I have made illustrative pictures: a) To capture a family outing, a picture of my son walking through a cemetery looking for his great-great grandfather's gravestone. This, to show that the blind could appreciate a 'scrapbook' just like sighted people do. b) To help a child learn about two-dimensional pictures, a picture of Winnie-The-Pooh, and a Peaceable Kingdom. I have learned that blind children have a difficult time understanding two dimensions when most of their world is three dimensional. I have the feeling that this is a matter to be learned by repeated exposure at an early age, and am discussing research possibilities with the graduate school program at Wilmington College. c) To include all members of a family, I have recently copied a piece of 'refrigerator art'. A student in a neighboring school system had his picture of a tree chosen for publication in the local newspaper.

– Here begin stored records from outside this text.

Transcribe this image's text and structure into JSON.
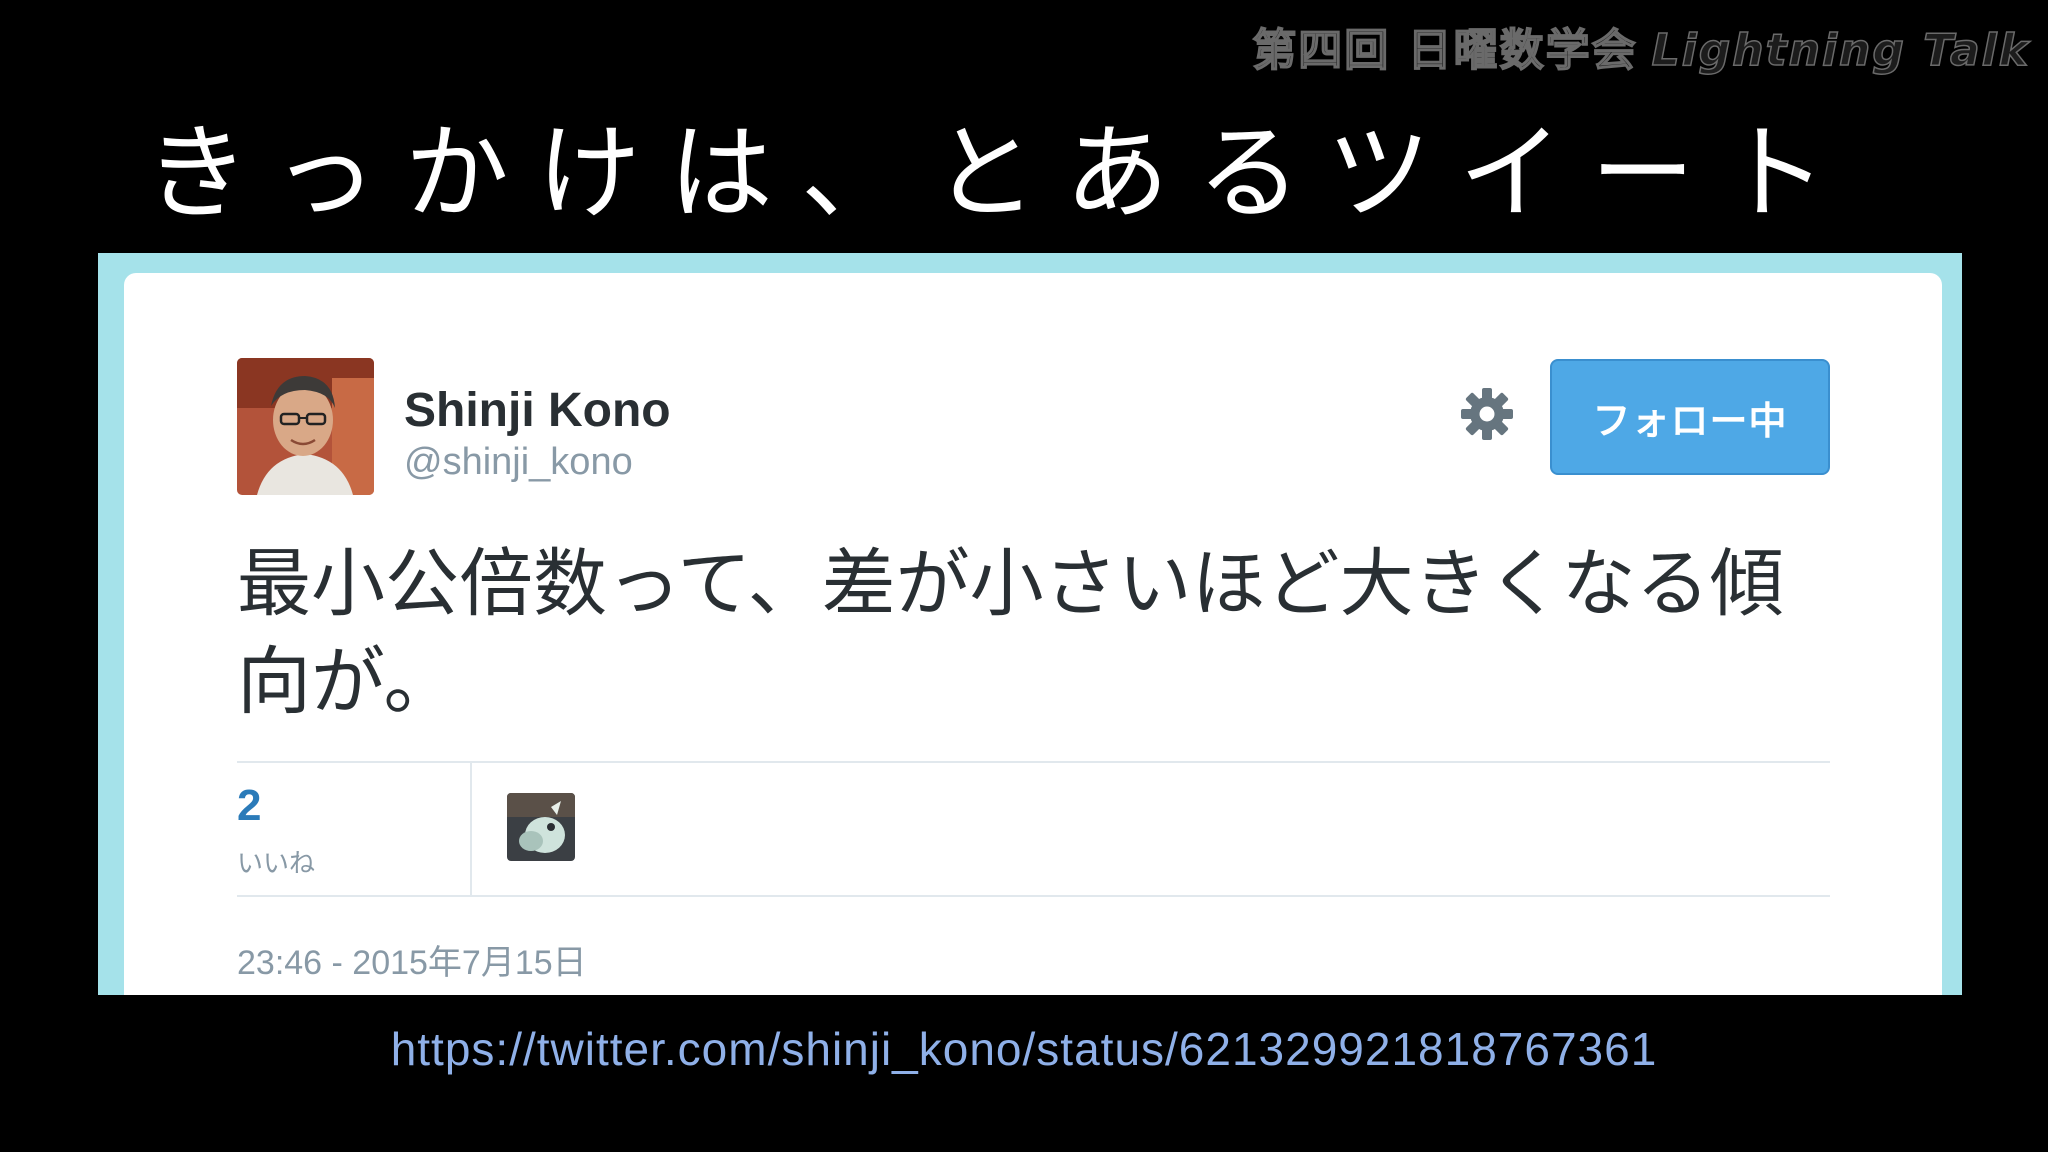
{
  "header": {
    "event": "第四回 日曜数学会",
    "talk_type": "Lightning Talk"
  },
  "slide": {
    "title": "きっかけは、とあるツイート"
  },
  "tweet": {
    "display_name": "Shinji Kono",
    "handle": "@shinji_kono",
    "follow_button": "フォロー中",
    "gear_icon": "gear-icon",
    "text": "最小公倍数って、差が小さいほど大きくなる傾向が。",
    "likes": {
      "count": "2",
      "label": "いいね"
    },
    "timestamp": "23:46 - 2015年7月15日"
  },
  "source": {
    "url": "https://twitter.com/shinji_kono/status/621329921818767361"
  },
  "colors": {
    "background": "#000000",
    "frame": "#a5e2ea",
    "follow_button": "#4ea8e6",
    "link": "#8fb0e8",
    "likes_count": "#2b7bb9",
    "muted_text": "#8899a6"
  }
}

I am using this as an example of being able to share works with a blind grandmother, and for her to be included in the 'honor' of having his picture published. She can then share the picture with her friends and brag about her gifted grandson.
That is a brief summary of what I am doing. I am interested in your opinion. All blind people are different and have different goals. I see this as an option to be enjoyed if the person has an artistic bent. Also, I see this as something a mother of a blind child might want to expose that child to, in order to broaden the experience of the world. I remember a man telling that, as a child, he could not understand why there was such a fuss when his playmates saw a butterfly or a rainbow. It was not until he reached driving age that he discovered that he was severely colorblind. A 'poster' of butterflies hung in a child's room and sewn in this system (I call it the Barker Code, named after my husband of 42 years, and mark the upper right hand corner with a Braille capital B), would let him/her have a feel for 'what all the fuss is about'. Also, after experiencing red in several different pictures, a child would understand that Clifford is an unusual dog not only because he is big.
Contact Sally Barker for more information: (919)245-1561 or larrysally[at]gmail.com
|The picture of
Winnie-The-Pooh was done after the Picasso; I needed a break from
the complexity of that painting. The placement of Pooh's
hands and arms needs explanation for the first time viewer.
the first time viewer.
The blind-since-birth man who looked at it exclaimed, "Oh, I had a Winnie-The-Pooh when I was growing up. In my mind, I am translating this picture into 3-D!"